But breaking down years of these outlooks on the ways we go about life begs the question, what do we do about it? How do we fix something so deeply ingrained in our geography, that it is thought that doing it any other way would be impossible?
Visiting Kiarostami’s film on the childhood experience was like visiting a place I lived in ever so briefly, with a culture ever so similar to mine and that of my parents. Tradition is built on a quite tired construct, an endless rulebook held over your head at all times, and a threat of damaged reputation following behind. Where heritage and honor stand above reason, suffering follows. Cornered by what’s expected of you and what you must be, these prerequisites disregard any flourishing creativity. Kiarostami’s view is endlessly fascinating, and not just fascinating, but real, crossing borders to enter a banquet of unanswered questions, questions most are too afraid to even attempt answering. But to ignore and refuse any questions, would be to throw away any chance of a solution.
Returning to my comparison of Kiarostami’s work to poetry, I found that on a third watch, I was met with a profound realization of what the film really is – one that left me unable to think of much else for the days that followed. Kiarostami, the named director, steps down and allows for the ‘narrative’ to flow unprompted through the words of the children. For Homework is not just a film about the children in Iran, it is made for the children in Iran. And it is made by the children in Iran. This is their very deepest, strongest eruption of ‘experience’, whether they may realize it or not, although I strongly believe that they do. This is their wish for change, and this is their want: to be allowed to love cartoons more than they love homework.
Homework strangles me with feeling. It teeters on the precipice of being too much because the portrayal feels tangible. I’ve seen the word ‘verisimilitude’ used in reference to the Iranian New Wave (take, for example, Kiarostami’s Close-Up). The word is defined as ‘the appearance of being true’, but it feels dishonest to apply it to Kiarostami’s work. Within the Criterion Collection, Homework exists as a special feature alongside The Koker Trilogy, three movies about a village, and the children of that village. The true impact of the documentary lies in this very fact – how it recontextualizes the rest of what we see from Kiarostami’s filmography. It gives us the background and undeniable truth that underlines every film he makes about the childhood experience. Even when his films are ‘fiction’, the very existence of Homework alongside them begs for the redefinition of that word. When Kiarostami creates ‘fiction’, is it ever really that?
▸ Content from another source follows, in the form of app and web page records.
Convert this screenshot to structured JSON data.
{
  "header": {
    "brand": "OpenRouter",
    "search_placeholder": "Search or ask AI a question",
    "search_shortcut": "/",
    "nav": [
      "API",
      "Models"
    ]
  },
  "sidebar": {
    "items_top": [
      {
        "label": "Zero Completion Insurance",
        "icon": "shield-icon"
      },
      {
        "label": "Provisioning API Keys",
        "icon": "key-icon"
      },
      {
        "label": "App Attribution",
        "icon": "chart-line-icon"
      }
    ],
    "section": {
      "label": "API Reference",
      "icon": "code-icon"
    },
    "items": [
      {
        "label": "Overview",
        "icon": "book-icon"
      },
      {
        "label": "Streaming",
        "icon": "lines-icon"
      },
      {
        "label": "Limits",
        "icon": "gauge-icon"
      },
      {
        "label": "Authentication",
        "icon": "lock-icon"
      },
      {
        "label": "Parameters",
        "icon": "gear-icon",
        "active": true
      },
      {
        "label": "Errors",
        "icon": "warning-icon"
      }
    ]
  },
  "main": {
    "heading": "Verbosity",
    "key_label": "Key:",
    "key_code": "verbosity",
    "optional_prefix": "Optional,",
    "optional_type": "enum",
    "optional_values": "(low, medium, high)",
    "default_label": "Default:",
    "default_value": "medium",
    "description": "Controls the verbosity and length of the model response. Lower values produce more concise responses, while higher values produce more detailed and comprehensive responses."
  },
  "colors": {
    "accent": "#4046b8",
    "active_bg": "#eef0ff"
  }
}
In creating Homework, Kiarostami offers a reality more devastatingly, horrifyingly real than any fiction. It is a transcription, verbatim of the punishing reality it mirrors.
Published 11 Oct 2023
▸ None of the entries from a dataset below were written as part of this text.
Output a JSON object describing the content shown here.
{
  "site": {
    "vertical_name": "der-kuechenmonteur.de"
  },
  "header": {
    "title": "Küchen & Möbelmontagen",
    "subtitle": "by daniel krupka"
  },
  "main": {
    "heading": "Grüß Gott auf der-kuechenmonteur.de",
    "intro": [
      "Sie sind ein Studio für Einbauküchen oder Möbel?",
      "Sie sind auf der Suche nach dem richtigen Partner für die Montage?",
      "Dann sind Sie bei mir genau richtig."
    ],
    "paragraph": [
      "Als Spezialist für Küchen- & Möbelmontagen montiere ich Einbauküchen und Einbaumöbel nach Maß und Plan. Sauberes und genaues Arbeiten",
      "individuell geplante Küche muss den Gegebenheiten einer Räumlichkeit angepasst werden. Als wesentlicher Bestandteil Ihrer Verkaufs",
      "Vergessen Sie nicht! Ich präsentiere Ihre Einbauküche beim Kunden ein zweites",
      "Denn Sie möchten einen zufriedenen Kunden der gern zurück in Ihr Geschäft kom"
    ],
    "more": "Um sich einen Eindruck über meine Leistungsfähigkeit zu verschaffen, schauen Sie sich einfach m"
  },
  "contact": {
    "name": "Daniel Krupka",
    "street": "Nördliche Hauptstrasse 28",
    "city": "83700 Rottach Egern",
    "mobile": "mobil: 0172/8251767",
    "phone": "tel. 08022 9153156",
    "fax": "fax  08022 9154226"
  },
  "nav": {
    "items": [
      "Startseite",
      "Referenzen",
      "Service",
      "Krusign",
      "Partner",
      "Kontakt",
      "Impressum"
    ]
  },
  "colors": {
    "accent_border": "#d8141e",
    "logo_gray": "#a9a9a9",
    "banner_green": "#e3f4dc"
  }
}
One of the giants of world cinema has passed away at the age of 76.
This delicate parting shot from the great Abbas Kiarostami is a wistful contemplation on the nature of the moving image.